## To do
Down to the last line, repeat the entries exactly.

## Component data from apps and pages
---
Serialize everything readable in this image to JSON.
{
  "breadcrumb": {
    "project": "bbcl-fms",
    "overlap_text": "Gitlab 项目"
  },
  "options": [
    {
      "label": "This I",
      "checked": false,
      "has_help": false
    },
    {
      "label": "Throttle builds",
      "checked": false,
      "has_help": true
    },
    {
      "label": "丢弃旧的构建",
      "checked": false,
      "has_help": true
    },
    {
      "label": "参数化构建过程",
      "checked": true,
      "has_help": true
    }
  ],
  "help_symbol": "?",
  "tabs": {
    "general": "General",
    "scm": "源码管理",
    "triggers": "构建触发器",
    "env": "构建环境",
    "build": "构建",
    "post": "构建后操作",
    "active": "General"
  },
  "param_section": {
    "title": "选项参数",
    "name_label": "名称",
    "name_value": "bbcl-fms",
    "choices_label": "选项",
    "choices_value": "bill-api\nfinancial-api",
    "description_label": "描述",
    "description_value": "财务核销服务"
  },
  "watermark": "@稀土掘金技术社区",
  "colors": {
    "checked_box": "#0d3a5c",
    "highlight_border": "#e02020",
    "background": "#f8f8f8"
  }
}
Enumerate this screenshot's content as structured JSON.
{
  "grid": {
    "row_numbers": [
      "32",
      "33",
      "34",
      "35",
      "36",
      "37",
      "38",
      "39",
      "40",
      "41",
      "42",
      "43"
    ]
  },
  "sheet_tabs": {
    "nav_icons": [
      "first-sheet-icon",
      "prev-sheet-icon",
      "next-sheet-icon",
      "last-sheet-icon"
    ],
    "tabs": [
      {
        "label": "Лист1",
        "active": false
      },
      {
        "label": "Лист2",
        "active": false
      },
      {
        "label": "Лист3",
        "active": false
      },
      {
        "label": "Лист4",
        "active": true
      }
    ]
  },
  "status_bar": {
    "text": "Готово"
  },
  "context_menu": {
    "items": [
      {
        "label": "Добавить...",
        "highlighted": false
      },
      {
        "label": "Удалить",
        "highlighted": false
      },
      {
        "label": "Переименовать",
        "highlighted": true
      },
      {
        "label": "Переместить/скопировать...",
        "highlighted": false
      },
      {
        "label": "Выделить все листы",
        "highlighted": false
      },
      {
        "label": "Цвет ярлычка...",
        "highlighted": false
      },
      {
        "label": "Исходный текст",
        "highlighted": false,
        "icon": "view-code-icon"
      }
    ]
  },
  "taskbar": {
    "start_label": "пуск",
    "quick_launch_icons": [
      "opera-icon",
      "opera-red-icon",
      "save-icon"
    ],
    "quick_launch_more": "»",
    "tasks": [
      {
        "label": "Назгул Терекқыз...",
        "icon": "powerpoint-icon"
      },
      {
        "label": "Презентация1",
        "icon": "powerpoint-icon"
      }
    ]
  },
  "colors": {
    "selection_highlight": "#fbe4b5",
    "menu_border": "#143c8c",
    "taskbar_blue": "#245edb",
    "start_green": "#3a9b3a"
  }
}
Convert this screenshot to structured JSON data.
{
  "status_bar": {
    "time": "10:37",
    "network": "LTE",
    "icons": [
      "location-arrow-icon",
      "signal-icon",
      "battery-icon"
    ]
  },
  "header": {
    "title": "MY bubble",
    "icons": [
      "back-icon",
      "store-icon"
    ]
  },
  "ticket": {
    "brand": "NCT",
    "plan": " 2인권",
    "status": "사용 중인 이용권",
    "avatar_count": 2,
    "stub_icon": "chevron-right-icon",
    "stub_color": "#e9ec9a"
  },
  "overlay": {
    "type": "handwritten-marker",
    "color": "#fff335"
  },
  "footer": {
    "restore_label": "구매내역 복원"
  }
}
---
## Answer
Serialize everything readable in this image to JSON.
{
  "breadcrumb": {
    "project": "bbcl-fms",
    "overlap_text": "Gitlab 项目"
  },
  "options": [
    {
      "label": "This I",
      "checked": false,
      "has_help": false
    },
    {
      "label": "Throttle builds",
      "checked": false,
      "has_help": true
    },
    {
      "label": "丢弃旧的构建",
      "checked": false,
      "has_help": true
    },
    {
      "label": "参数化构建过程",
      "checked": true,
      "has_help": true
    }
  ],
  "help_symbol": "?",
  "tabs": {
    "general": "General",
    "scm": "源码管理",
    "triggers": "构建触发器",
    "env": "构建环境",
    "build": "构建",
    "post": "构建后操作",
    "active": "General"
  },
  "param_section": {
    "title": "选项参数",
    "name_label": "名称",
    "name_value": "bbcl-fms",
    "choices_label": "选项",
    "choices_value": "bill-api\nfinancial-api",
    "description_label": "描述",
    "description_value": "财务核销服务"
  },
  "watermark": "@稀土掘金技术社区",
  "colors": {
    "checked_box": "#0d3a5c",
    "highlight_border": "#e02020",
    "background": "#f8f8f8"
  }
}
Enumerate this screenshot's content as structured JSON.
{
  "grid": {
    "row_numbers": [
      "32",
      "33",
      "34",
      "35",
      "36",
      "37",
      "38",
      "39",
      "40",
      "41",
      "42",
      "43"
    ]
  },
  "sheet_tabs": {
    "nav_icons": [
      "first-sheet-icon",
      "prev-sheet-icon",
      "next-sheet-icon",
      "last-sheet-icon"
    ],
    "tabs": [
      {
        "label": "Лист1",
        "active": false
      },
      {
        "label": "Лист2",
        "active": false
      },
      {
        "label": "Лист3",
        "active": false
      },
      {
        "label": "Лист4",
        "active": true
      }
    ]
  },
  "status_bar": {
    "text": "Готово"
  },
  "context_menu": {
    "items": [
      {
        "label": "Добавить...",
        "highlighted": false
      },
      {
        "label": "Удалить",
        "highlighted": false
      },
      {
        "label": "Переименовать",
        "highlighted": true
      },
      {
        "label": "Переместить/скопировать...",
        "highlighted": false
      },
      {
        "label": "Выделить все листы",
        "highlighted": false
      },
      {
        "label": "Цвет ярлычка...",
        "highlighted": false
      },
      {
        "label": "Исходный текст",
        "highlighted": false,
        "icon": "view-code-icon"
      }
    ]
  },
  "taskbar": {
    "start_label": "пуск",
    "quick_launch_icons": [
      "opera-icon",
      "opera-red-icon",
      "save-icon"
    ],
    "quick_launch_more": "»",
    "tasks": [
      {
        "label": "Назгул Терекқыз...",
        "icon": "powerpoint-icon"
      },
      {
        "label": "Презентация1",
        "icon": "powerpoint-icon"
      }
    ]
  },
  "colors": {
    "selection_highlight": "#fbe4b5",
    "menu_border": "#143c8c",
    "taskbar_blue": "#245edb",
    "start_green": "#3a9b3a"
  }
}
Convert this screenshot to structured JSON data.
{
  "status_bar": {
    "time": "10:37",
    "network": "LTE",
    "icons": [
      "location-arrow-icon",
      "signal-icon",
      "battery-icon"
    ]
  },
  "header": {
    "title": "MY bubble",
    "icons": [
      "back-icon",
      "store-icon"
    ]
  },
  "ticket": {
    "brand": "NCT",
    "plan": " 2인권",
    "status": "사용 중인 이용권",
    "avatar_count": 2,
    "stub_icon": "chevron-right-icon",
    "stub_color": "#e9ec9a"
  },
  "overlay": {
    "type": "handwritten-marker",
    "color": "#fff335"
  },
  "footer": {
    "restore_label": "구매내역 복원"
  }
}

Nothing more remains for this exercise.